Poor Track Record
Power is not only the government's fault. Well, both the private and the public sector have failed to match up to the energy needs of the nation. The private sector has had no role in nuclear but hopes to now. The government at large has been extremely tardy at clearing any form of power projects, particularly privately promoted. Together, the result is a figure which is very close to zero. Its tough to see how this will dramatically change in coming years.
To return to the azure waters of the Bay of Bengal, since we are parked on the eastern seaboard now. The Kudankulam plant was conceptualised in 1988, by, guess who, Indian Prime Minister Rajiv Gandhi and Russian President Mikhail Gorbachev. Since then, its been a series of roadblocks. The big one was that the Russian Federation disintegrated and a new Russia was formed.
Obviously, a fresh agreement had to be signed. I quote from The Hindu here. "So, in 1998, a fresh supplementary agreement to the earlier Inter-Governmental Agreement was signed in New Delhi by Russian Minister for Atomic Energy Yevgeny Adamov and Atomic Energy Commission Chairman Dr. R. Chidambaram, who is also Secretary in the Department of Atomic Energy."
Should be smooth sailing here on. After all, its a State-sponsored project. Well, not quite. By end 1998, early 1999 furious opposition began building up to the project. There were all sorts of problems cited. From the threat to the livelihood of local fishermen to the more ominous Russian reactors that would fire the plant. Actually, if you were to read to the `indiatogether.org' link above, you would wonder what in blazes were we doing with Russian reactors anyway ?
So, the project got delayed by about three years. Cut to the present. The first ground break happened in mid-2001. And the first concrete pour in 2002. As things stand, a little more than half the work has been completed. And target for commissioning is end 2007, early 2008. This makes it a construction span of 7-8 years, a project time-span years of 10 years. Or 20 years if you included the original Rajiv Gandhi signing. Do note that nuclear plants take much longer to build.

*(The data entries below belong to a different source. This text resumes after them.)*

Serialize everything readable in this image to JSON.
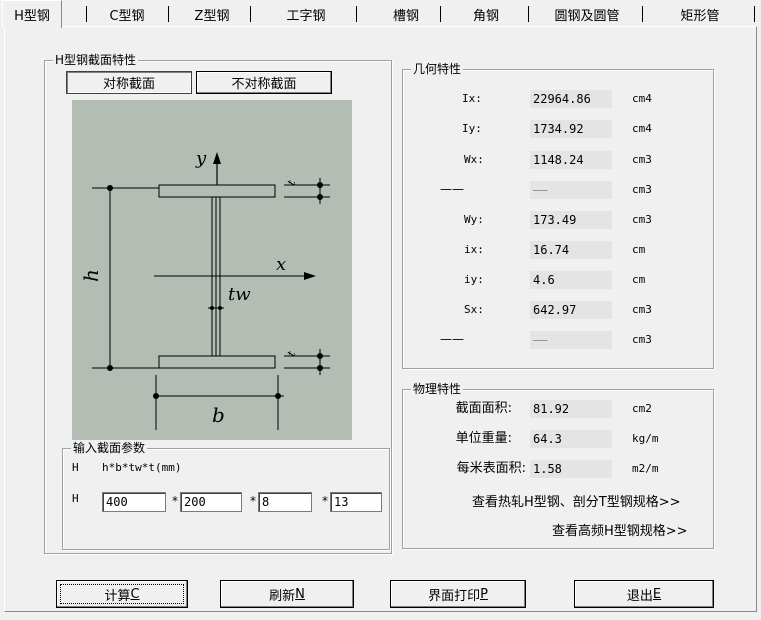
{
  "tabs": [
    {
      "label": "H型钢"
    },
    {
      "label": "C型钢"
    },
    {
      "label": "Z型钢"
    },
    {
      "label": "工字钢"
    },
    {
      "label": "槽钢"
    },
    {
      "label": "角钢"
    },
    {
      "label": "圆钢及圆管"
    },
    {
      "label": "矩形管"
    }
  ],
  "section": {
    "title": "H型钢截面特性",
    "symmetric_label": "对称截面",
    "asymmetric_label": "不对称截面"
  },
  "diagram": {
    "y_axis": "y",
    "x_axis": "x",
    "height_label": "h",
    "width_label": "b",
    "web_label": "tw",
    "flange_label": "t"
  },
  "input": {
    "title": "输入截面参数",
    "row1_prefix": "H",
    "formula": "h*b*tw*t(mm)",
    "row2_prefix": "H",
    "h": "400",
    "b": "200",
    "tw": "8",
    "t": "13",
    "sep": "*"
  },
  "geometry": {
    "title": "几何特性",
    "rows": [
      {
        "label": "Ix:",
        "value": "22964.86",
        "unit": "cm4"
      },
      {
        "label": "Iy:",
        "value": "1734.92",
        "unit": "cm4"
      },
      {
        "label": "Wx:",
        "value": "1148.24",
        "unit": "cm3"
      },
      {
        "label": "——",
        "value": "——",
        "unit": "cm3"
      },
      {
        "label": "Wy:",
        "value": "173.49",
        "unit": "cm3"
      },
      {
        "label": "ix:",
        "value": "16.74",
        "unit": "cm"
      },
      {
        "label": "iy:",
        "value": "4.6",
        "unit": "cm"
      },
      {
        "label": "Sx:",
        "value": "642.97",
        "unit": "cm3"
      },
      {
        "label": "——",
        "value": "——",
        "unit": "cm3"
      }
    ]
  },
  "physics": {
    "title": "物理特性",
    "rows": [
      {
        "label": "截面面积:",
        "value": "81.92",
        "unit": "cm2"
      },
      {
        "label": "单位重量:",
        "value": "64.3",
        "unit": "kg/m"
      },
      {
        "label": "每米表面积:",
        "value": "1.58",
        "unit": "m2/m"
      }
    ],
    "link1": "查看热轧H型钢、剖分T型钢规格>>",
    "link2": "查看高频H型钢规格>>"
  },
  "buttons": {
    "calc": {
      "text": "计算",
      "key": "C"
    },
    "refresh": {
      "text": "刷新",
      "key": "N"
    },
    "print": {
      "text": "界面打印",
      "key": "P"
    },
    "exit": {
      "text": "退出",
      "key": "E"
    }
  }
}
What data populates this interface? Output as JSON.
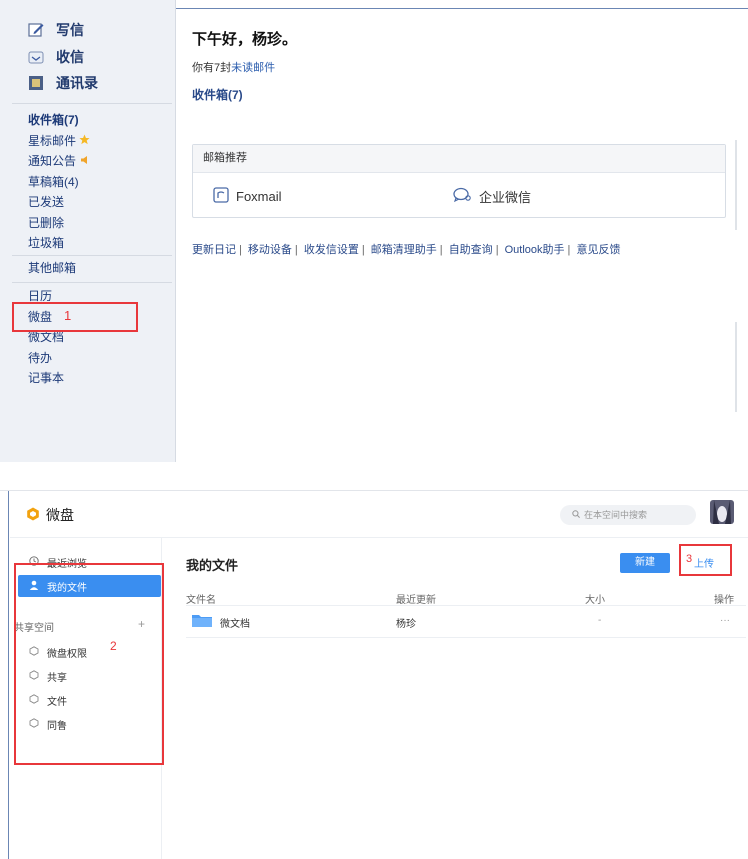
{
  "mail": {
    "primary": [
      {
        "label": "写信",
        "icon": "pencil-icon"
      },
      {
        "label": "收信",
        "icon": "inbox-icon"
      },
      {
        "label": "通讯录",
        "icon": "contacts-icon"
      }
    ],
    "folders": [
      {
        "label": "收件箱(7)",
        "bold": true
      },
      {
        "label": "星标邮件",
        "icon": "star-icon"
      },
      {
        "label": "通知公告",
        "icon": "speaker-icon"
      },
      {
        "label": "草稿箱(4)"
      },
      {
        "label": "已发送"
      },
      {
        "label": "已删除"
      },
      {
        "label": "垃圾箱"
      }
    ],
    "other_mailbox": "其他邮箱",
    "apps": [
      "日历",
      "微盘",
      "微文档",
      "待办",
      "记事本"
    ],
    "annotation_1": "1",
    "greeting_prefix": "下午好，",
    "greeting_name": "杨珍。",
    "unread_prefix": "你有7封",
    "unread_link": "未读邮件",
    "inbox_link": "收件箱(7)",
    "recommend": {
      "header": "邮箱推荐",
      "items": [
        {
          "label": "Foxmail",
          "icon": "foxmail-icon"
        },
        {
          "label": "企业微信",
          "icon": "wecom-icon"
        }
      ]
    },
    "footer_links": [
      "更新日记",
      "移动设备",
      "收发信设置",
      "邮箱清理助手",
      "自助查询",
      "Outlook助手",
      "意见反馈"
    ],
    "colors": {
      "accent": "#2a5cad",
      "red_annotation": "#e8373b"
    }
  },
  "weipan": {
    "app_name": "微盘",
    "search_placeholder": "在本空间中搜索",
    "sidebar": {
      "recent": "最近浏览",
      "my_files": "我的文件",
      "shared_section": "共享空间",
      "add": "+",
      "spaces": [
        "微盘权限",
        "共享",
        "文件",
        "同鲁"
      ]
    },
    "annotation_2": "2",
    "annotation_3": "3",
    "page_title": "我的文件",
    "new_button": "新建",
    "upload_button": "上传",
    "columns": {
      "name": "文件名",
      "updated": "最近更新",
      "size": "大小",
      "actions": "操作"
    },
    "files": [
      {
        "name": "微文档",
        "updated": "杨珍",
        "size": "-",
        "actions": "···"
      }
    ],
    "colors": {
      "primary": "#3a8ef0"
    }
  }
}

So, the sun is beating down a little more strongly in Kudankulam now. Work is on in full progress. Giant cranes are dumping concrete into the central reactor core. We take a trip ourselves. We are lifted maybe 50 storeys into the sky and then lowered, in a cage, into the reactor well. Its quite scary and impressive. The view from up there is staggering.
20,000 by 2020 ?
As is the target of generating 20,000 MW of nuclear energy by 2020. Total nuclear capacity today is 3,310 MW, but scattered across several small projects. Rest assured, even if nuclear fuel is flowing freely in taps, getting projects off the ground will be nightmarish. Expect howls of protest for any project on the coast. And don't expect the ones inland to be spared either. Its bad enough trying to set up a normal thermal or gas-based power plant.
Ask any of the American companies who ran way in the 1990s after breaking their collective heads. And the list does not include Enron. Or look at it this way. The Aditya Birla Group succeeded in just doing everything they wanted, including buying a clothing franchise. But they couldn't set up a power plant. And they wanted to set up two at least. Ten years ago. Even the otherwise worldly-wise Reliance group has had not much success in greenfield power projects.
So, more than nuclear power, we have a power problem. Which will take considerable resolve to manage. And neither private or public or both can find any magic solutions. Changing nomenclatures every ten years, "fast track and mega to ultra-mega" is not helping either. And neither can you railroad the environmentalists. Often they have a point.
So it was nice to see George Bush visiting India. It was a good for many things. Nuclear power must be the least, in real terms. I particularly liked the picture of his, taken in Andhra Pradesh, holding a pickaxe on his shoulder. You have to admit he does some cool stuff. Even if it's a stunt. I could never think of AB Vajpayee or Manmohan Singh pitching a baseball with the New York Yankees.